Required action:
Below are entries; count the lines containing the string "facture". The answer is that number alone.

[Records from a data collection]
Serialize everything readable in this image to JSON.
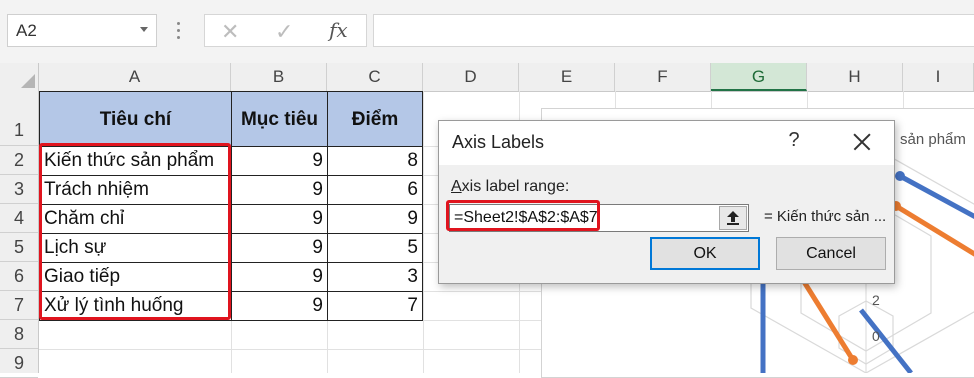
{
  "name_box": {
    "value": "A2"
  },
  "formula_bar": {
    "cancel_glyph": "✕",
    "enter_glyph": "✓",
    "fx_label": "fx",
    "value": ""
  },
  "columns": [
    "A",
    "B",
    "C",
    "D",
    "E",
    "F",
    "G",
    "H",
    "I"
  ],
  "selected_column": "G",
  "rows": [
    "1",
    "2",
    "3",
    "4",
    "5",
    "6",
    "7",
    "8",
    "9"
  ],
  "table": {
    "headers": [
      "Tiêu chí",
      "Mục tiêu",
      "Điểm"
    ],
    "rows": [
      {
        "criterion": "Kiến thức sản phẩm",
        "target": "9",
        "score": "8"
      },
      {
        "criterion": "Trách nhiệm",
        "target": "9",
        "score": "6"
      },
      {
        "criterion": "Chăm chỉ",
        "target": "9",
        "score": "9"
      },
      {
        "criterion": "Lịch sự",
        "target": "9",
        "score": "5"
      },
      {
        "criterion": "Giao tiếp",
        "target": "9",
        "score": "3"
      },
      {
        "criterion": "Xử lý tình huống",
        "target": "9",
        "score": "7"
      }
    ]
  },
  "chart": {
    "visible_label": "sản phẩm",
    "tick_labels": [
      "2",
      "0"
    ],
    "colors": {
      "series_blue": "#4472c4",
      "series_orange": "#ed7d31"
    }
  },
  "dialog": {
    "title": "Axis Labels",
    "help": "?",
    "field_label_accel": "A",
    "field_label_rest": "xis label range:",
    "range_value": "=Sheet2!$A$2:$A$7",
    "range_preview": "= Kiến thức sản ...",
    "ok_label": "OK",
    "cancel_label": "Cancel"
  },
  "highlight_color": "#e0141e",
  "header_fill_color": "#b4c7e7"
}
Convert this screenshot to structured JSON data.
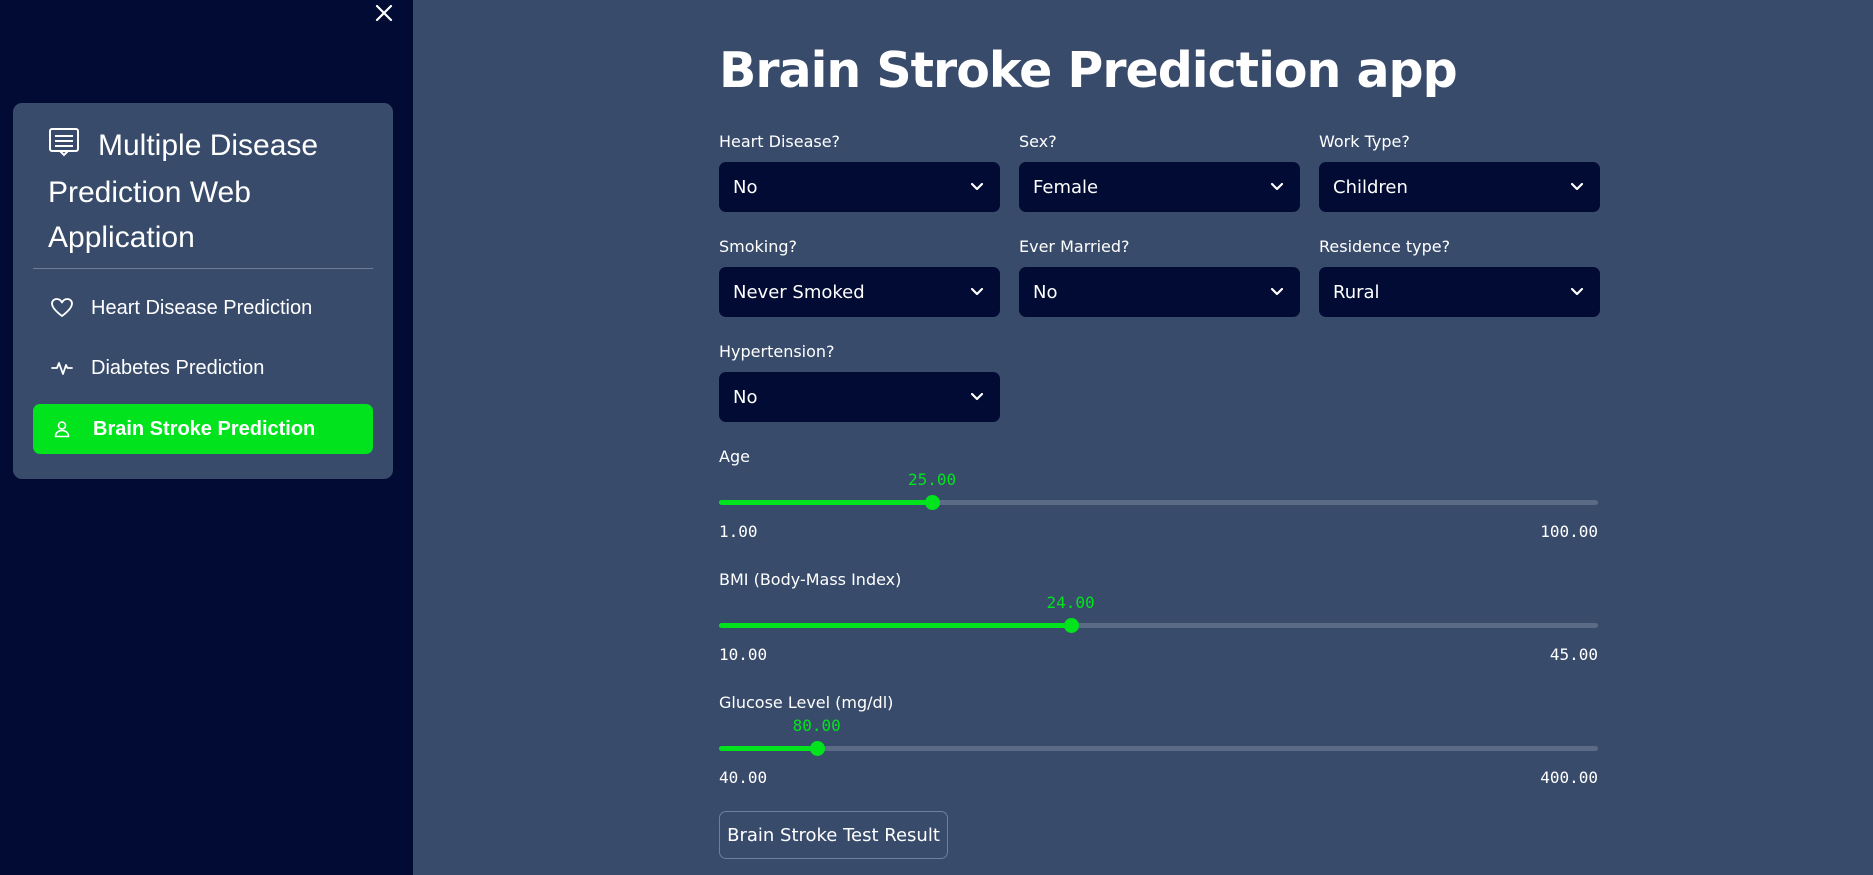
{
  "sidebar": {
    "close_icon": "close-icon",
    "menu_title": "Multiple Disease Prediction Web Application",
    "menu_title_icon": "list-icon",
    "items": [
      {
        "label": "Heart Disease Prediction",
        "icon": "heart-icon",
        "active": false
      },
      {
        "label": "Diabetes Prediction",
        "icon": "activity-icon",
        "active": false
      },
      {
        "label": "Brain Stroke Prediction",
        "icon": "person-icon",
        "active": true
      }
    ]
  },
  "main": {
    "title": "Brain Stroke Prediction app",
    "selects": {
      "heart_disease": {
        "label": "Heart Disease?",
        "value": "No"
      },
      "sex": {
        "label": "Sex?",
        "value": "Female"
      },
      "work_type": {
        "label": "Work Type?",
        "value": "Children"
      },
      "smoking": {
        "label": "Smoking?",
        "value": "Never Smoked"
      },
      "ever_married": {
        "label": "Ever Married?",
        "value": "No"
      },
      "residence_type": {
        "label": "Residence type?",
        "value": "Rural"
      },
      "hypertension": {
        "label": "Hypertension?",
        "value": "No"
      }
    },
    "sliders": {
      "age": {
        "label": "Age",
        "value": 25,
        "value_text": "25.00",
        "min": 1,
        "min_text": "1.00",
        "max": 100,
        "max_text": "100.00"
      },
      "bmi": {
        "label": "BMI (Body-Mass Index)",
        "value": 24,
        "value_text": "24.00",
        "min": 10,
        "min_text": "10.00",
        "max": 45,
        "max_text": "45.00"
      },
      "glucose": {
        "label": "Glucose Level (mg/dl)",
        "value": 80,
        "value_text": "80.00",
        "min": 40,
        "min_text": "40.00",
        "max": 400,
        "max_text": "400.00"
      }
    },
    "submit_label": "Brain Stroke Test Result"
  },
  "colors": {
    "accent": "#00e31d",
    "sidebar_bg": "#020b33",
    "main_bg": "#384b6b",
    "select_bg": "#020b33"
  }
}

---

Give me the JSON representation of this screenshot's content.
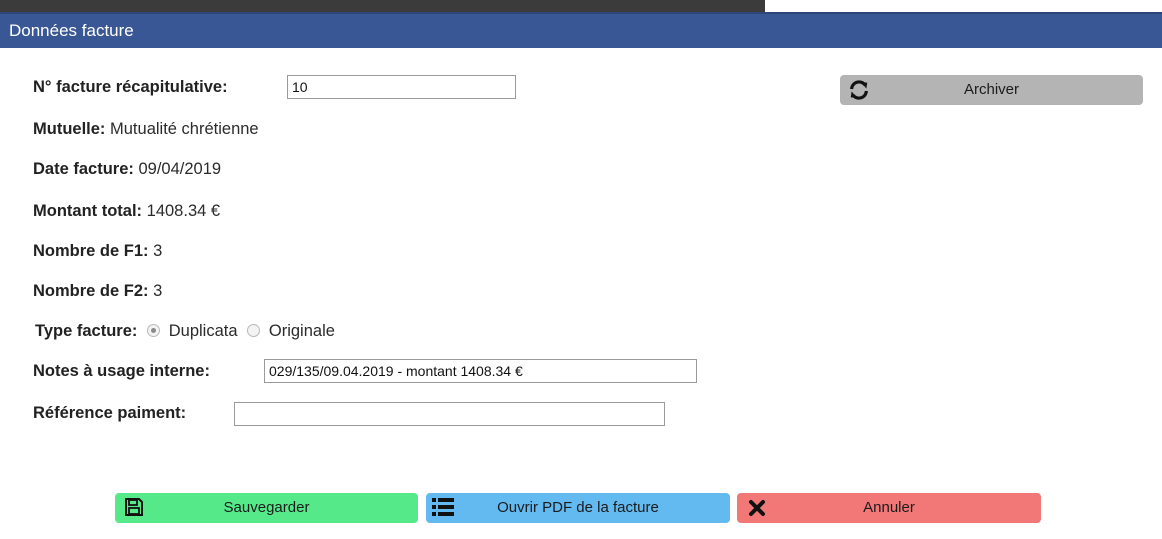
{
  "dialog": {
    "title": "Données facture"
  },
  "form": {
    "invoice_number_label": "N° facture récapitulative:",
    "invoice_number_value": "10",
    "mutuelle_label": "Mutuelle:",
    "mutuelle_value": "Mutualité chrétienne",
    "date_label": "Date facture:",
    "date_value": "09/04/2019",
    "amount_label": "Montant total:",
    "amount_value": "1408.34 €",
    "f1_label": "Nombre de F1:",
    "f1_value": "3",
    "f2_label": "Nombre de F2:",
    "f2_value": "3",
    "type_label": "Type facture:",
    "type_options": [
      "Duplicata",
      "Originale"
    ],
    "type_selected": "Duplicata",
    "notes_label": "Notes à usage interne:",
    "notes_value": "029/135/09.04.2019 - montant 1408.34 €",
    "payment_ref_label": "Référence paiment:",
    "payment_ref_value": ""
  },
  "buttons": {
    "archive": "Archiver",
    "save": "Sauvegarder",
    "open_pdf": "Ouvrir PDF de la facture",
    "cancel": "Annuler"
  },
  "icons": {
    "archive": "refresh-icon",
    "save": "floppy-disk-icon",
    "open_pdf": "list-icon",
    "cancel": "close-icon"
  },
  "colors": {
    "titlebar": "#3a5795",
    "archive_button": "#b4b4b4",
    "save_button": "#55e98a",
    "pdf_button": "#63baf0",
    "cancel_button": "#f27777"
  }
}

Answer area:
5